▶ [Your objective]
In the entries below, work out how many lines include "this", and write only that number.

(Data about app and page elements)
# # #

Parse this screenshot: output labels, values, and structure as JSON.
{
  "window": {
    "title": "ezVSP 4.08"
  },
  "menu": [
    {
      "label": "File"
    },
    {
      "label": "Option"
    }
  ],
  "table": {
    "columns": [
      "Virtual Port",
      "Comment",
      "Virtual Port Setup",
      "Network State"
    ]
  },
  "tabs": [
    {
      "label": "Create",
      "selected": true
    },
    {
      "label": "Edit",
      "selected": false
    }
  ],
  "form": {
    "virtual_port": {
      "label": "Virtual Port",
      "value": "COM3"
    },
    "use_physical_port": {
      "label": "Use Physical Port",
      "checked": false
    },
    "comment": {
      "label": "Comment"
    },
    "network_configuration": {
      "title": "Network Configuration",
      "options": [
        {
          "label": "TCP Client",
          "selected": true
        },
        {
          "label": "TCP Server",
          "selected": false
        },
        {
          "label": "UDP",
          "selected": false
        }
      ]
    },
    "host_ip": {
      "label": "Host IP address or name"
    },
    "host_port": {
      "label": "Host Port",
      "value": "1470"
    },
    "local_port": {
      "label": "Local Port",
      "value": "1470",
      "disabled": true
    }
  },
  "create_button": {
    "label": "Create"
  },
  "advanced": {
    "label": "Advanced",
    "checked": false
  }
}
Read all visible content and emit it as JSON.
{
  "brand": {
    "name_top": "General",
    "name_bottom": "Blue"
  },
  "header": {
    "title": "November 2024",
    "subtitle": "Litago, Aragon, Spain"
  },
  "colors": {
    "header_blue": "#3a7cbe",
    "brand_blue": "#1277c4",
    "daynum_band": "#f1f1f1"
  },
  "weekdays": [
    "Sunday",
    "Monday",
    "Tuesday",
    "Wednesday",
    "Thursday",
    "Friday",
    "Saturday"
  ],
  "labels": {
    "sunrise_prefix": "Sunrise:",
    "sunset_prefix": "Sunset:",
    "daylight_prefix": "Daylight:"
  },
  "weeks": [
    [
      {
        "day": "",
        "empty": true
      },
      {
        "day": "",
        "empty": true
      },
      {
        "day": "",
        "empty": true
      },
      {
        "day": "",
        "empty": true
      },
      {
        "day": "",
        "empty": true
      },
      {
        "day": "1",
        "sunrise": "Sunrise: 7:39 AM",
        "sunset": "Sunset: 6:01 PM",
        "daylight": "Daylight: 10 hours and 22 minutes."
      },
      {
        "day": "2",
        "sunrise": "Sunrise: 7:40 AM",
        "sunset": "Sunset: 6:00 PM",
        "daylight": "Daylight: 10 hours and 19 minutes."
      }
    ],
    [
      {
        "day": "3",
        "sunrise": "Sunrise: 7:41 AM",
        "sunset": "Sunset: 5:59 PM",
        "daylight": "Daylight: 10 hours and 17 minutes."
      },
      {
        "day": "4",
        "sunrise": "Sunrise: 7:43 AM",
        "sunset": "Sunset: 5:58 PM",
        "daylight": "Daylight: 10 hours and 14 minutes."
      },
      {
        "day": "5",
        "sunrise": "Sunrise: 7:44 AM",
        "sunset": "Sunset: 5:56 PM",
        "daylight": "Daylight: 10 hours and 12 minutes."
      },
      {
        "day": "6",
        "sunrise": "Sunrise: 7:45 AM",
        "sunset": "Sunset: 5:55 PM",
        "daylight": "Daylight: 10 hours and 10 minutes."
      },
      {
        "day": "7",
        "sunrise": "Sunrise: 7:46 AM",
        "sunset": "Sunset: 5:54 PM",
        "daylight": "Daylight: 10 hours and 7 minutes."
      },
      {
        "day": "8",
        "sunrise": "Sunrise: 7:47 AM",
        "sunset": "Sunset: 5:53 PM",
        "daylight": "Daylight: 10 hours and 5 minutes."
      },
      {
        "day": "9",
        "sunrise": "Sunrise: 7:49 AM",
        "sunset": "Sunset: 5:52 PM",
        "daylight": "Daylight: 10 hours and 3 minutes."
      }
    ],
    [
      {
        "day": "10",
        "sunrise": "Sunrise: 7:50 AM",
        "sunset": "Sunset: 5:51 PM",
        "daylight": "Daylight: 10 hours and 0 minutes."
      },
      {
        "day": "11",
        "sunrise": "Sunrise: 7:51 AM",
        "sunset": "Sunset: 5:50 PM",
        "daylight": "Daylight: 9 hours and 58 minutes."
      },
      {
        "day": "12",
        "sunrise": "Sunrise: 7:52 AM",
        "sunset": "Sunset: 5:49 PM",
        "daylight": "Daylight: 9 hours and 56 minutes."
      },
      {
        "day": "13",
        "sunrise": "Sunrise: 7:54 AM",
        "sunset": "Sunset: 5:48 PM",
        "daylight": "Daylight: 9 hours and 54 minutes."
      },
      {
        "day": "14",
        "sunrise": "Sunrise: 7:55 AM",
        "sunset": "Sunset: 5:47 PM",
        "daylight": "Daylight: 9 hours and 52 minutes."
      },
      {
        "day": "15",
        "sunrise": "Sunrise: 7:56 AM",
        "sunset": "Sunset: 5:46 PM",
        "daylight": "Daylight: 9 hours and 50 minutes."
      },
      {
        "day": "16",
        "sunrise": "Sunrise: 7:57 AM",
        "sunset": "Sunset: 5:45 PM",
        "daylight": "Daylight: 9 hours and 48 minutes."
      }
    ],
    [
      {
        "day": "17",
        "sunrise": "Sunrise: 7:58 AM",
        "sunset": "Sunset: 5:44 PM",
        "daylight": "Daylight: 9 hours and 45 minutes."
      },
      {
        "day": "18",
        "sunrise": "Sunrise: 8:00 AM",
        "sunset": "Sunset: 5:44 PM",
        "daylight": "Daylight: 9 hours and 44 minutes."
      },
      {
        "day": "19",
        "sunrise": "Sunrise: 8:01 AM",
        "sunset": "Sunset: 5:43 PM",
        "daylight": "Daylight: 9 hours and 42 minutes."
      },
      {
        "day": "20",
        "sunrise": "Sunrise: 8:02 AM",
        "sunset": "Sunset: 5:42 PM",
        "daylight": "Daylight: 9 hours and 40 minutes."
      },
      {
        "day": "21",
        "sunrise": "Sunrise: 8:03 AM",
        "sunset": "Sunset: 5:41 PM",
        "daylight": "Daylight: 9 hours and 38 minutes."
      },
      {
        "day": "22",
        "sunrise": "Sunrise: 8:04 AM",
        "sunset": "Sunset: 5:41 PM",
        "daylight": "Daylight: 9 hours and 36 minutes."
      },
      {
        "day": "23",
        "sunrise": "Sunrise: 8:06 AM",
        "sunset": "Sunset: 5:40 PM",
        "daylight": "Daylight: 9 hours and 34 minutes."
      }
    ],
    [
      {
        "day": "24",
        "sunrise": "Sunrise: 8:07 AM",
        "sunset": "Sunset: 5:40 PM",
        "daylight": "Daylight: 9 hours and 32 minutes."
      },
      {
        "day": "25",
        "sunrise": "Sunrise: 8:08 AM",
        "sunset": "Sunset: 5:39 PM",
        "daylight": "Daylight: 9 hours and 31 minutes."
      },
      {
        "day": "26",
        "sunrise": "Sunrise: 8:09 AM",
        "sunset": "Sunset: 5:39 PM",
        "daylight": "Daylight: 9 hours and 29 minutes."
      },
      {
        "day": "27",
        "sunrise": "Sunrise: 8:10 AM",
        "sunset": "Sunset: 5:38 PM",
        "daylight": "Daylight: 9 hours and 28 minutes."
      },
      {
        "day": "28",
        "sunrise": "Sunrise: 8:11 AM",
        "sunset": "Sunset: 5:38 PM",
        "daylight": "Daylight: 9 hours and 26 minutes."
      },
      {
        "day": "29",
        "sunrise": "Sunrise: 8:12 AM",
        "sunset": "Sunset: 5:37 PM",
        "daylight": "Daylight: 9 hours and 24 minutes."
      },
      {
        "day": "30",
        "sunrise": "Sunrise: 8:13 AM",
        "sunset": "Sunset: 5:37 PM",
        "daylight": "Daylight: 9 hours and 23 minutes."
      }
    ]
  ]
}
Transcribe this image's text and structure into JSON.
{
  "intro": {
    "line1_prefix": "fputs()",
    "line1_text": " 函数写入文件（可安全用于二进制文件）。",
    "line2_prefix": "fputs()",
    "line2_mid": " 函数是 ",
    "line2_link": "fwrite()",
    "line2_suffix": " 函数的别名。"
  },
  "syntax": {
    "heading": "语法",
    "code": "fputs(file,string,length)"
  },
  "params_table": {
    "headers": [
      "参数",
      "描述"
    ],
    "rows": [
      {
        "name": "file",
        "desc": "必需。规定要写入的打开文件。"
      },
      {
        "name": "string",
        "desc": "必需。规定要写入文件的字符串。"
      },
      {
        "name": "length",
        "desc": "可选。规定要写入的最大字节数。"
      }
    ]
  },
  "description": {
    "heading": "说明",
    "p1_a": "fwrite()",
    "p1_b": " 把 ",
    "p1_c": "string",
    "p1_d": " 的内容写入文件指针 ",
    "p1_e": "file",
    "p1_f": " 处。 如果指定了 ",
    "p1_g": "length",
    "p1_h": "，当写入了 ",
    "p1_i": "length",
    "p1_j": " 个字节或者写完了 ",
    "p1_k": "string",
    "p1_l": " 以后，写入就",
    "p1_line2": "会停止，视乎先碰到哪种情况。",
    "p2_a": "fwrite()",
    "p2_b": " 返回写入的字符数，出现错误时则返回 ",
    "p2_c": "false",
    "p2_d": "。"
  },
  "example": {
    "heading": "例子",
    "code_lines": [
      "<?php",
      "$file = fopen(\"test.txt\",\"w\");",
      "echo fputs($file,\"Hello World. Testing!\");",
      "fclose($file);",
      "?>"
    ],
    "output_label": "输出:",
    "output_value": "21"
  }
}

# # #

▶ [Exercise output]
2